PHOTO: https://twitter.com/TiredEarth_FR/status/1362383479695106048 ;
What is a Campaign like #MASKUARY's role in increasing public awareness in dealing with plastic pollution caused by PPE?
Environmental solutions should be sought with different approaches. While top-down regulations and guidelines are useful in forcing behavioural change through policy, bottom-up approaches, such as local environmental campaigns, are equally important, as they can mobilize individual responses to sustainability issues and eventually influence policy through behaviour. Although a single individual can only do so much, the actions of thousands of like-minded people can have a massive impact. Although health and safety is our priority so long as the pandemic persists, the #MASKUARY campaign has been well timed. It both raises awareness of the potential threats of face mask disposal and reminds us that our individual action (or inaction) always matters.
What other waste related initiatives does the Museum have that promotes United Nations’ SDG 12 – Responsible Consumption and Production – that aims to inspire the visitors to get involved in waste-reduction action and to live a green lifestyle?
We have several exhibitions and programmes which echo SDG 12.
- The HKJC Green Gallery at the MoCC presents initiatives that have helped stimulate new thinking on how to protect the environment in the local community.
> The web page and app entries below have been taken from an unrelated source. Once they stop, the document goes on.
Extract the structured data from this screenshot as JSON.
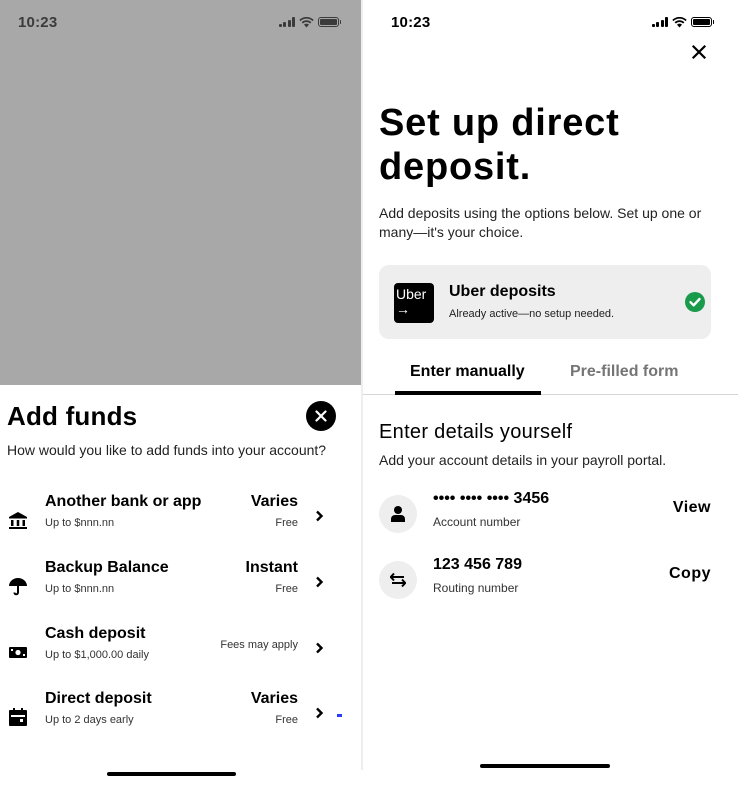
{
  "left": {
    "status": {
      "time": "10:23"
    },
    "sheet": {
      "title": "Add funds",
      "subtitle": "How would you like to add funds into your account?",
      "options": [
        {
          "icon": "bank-icon",
          "title": "Another bank or app",
          "subtitle": "Up to $nnn.nn",
          "speed": "Varies",
          "fee": "Free"
        },
        {
          "icon": "umbrella-icon",
          "title": "Backup Balance",
          "subtitle": "Up to $nnn.nn",
          "speed": "Instant",
          "fee": "Free"
        },
        {
          "icon": "cash-icon",
          "title": "Cash deposit",
          "subtitle": "Up to $1,000.00 daily",
          "speed": "",
          "fee": "Fees may apply"
        },
        {
          "icon": "calendar-icon",
          "title": "Direct deposit",
          "subtitle": "Up to 2 days early",
          "speed": "Varies",
          "fee": "Free"
        }
      ]
    }
  },
  "right": {
    "status": {
      "time": "10:23"
    },
    "title": "Set up direct deposit.",
    "description": "Add deposits using the options below. Set up one or many—it's your choice.",
    "uber_card": {
      "logo_text": "Uber",
      "logo_arrow": "→",
      "title": "Uber deposits",
      "subtitle": "Already active—no setup needed."
    },
    "tabs": [
      {
        "label": "Enter manually",
        "active": true
      },
      {
        "label": "Pre-filled form",
        "active": false
      }
    ],
    "section": {
      "title": "Enter details yourself",
      "subtitle": "Add your account details in your payroll portal."
    },
    "account": {
      "number": "•••• •••• •••• 3456",
      "number_label": "Account number",
      "number_action": "View",
      "routing": "123 456 789",
      "routing_label": "Routing number",
      "routing_action": "Copy"
    }
  },
  "colors": {
    "overlay": "#a8a8a8",
    "check_green": "#1a9b4b",
    "card_bg": "#eeeeee",
    "inactive_tab": "#757575",
    "marker_blue": "#2b3cff"
  }
}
We hope that this will inspire visitors to become involved in waste-reduction action and to adopt a greener lifestyle.
- The MoCC’s school-based environmental education programme ‘Waste Reduction Project’ seeks to increase awareness among young people of Hong Kong’s waste problem and the need for environmentally sustainable waste management. Participating schools were challenged to examine their waste generation, identify ways of achieving zero waste, take action to reduce waste and (most importantly) encourage students to spread the message of ‘waste less, save more’ to their families and friends.
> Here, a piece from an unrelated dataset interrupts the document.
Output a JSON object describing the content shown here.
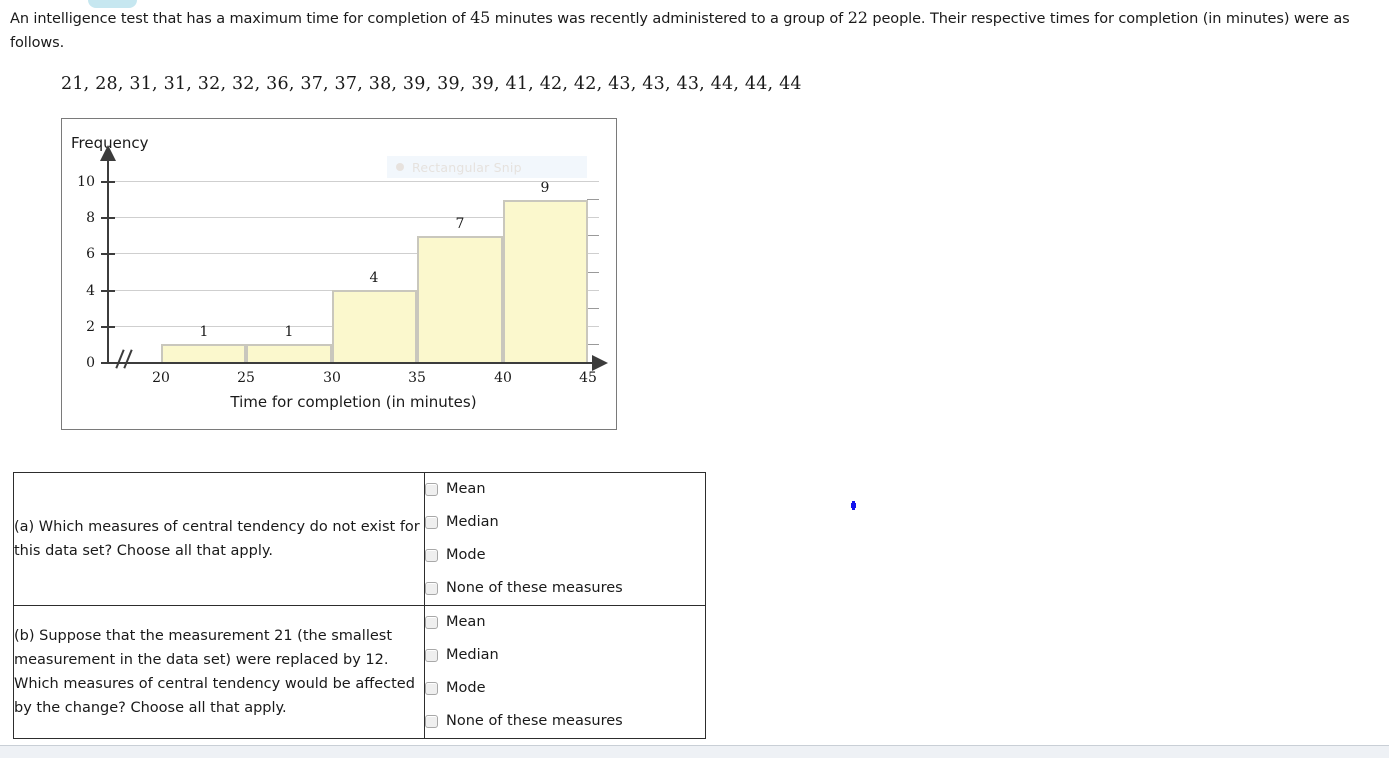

- The ‘Zero Waste, No Disgrace’ exhibition illustrates, with the aid of art installations, Hong Kong’s resource consumption and waste generation patterns, and showcases the outcomes of the ‘Waste Reduction Project’.
- The ‘Living Greener’ virtual exhibition explores the relationship between everyday life and today’s pressing global climate issues. It also suggests a range of practical things we can do to incorporate sustainability into our daily life.
Where can visitors find latest developments in climate change and sustainable development issues so that they can get involved in carbon-reducing action and living a green and sustainable lifestyle https://www.mocc.cuhk.edu.hk/en-gb/hub?
The MoCC maintains a well-curated resource hub with an online collection of tools and resources to help people to ‘go green’. The Sustainability Hub offers a wide range of educational outreach materials that are being constantly updated to inspire individuals to take action to change their behaviour and adopt a more sustainable lifestyle. The Sustainability Hub is complemented by the Action Monitor. This online tool encourages individuals to set their own green targets through a checklist that covers a range of activities from carbon reduction to resource conservation and sustainable living (e.g. eating less meat and more vegetables), and to monitor their own progress towards them. Accomplishments recorded are recognized through a progressive e-badge scheme, which motivates commitment and guides development in terms of environmental stewardship.
Besides exploring these resources, interested individuals can also join ‘Friends of the Museum’, the MoCC’s membership programme, and follow our social media pages to access up-to-date information on climate change, our latest offerings and our green partners’ activities.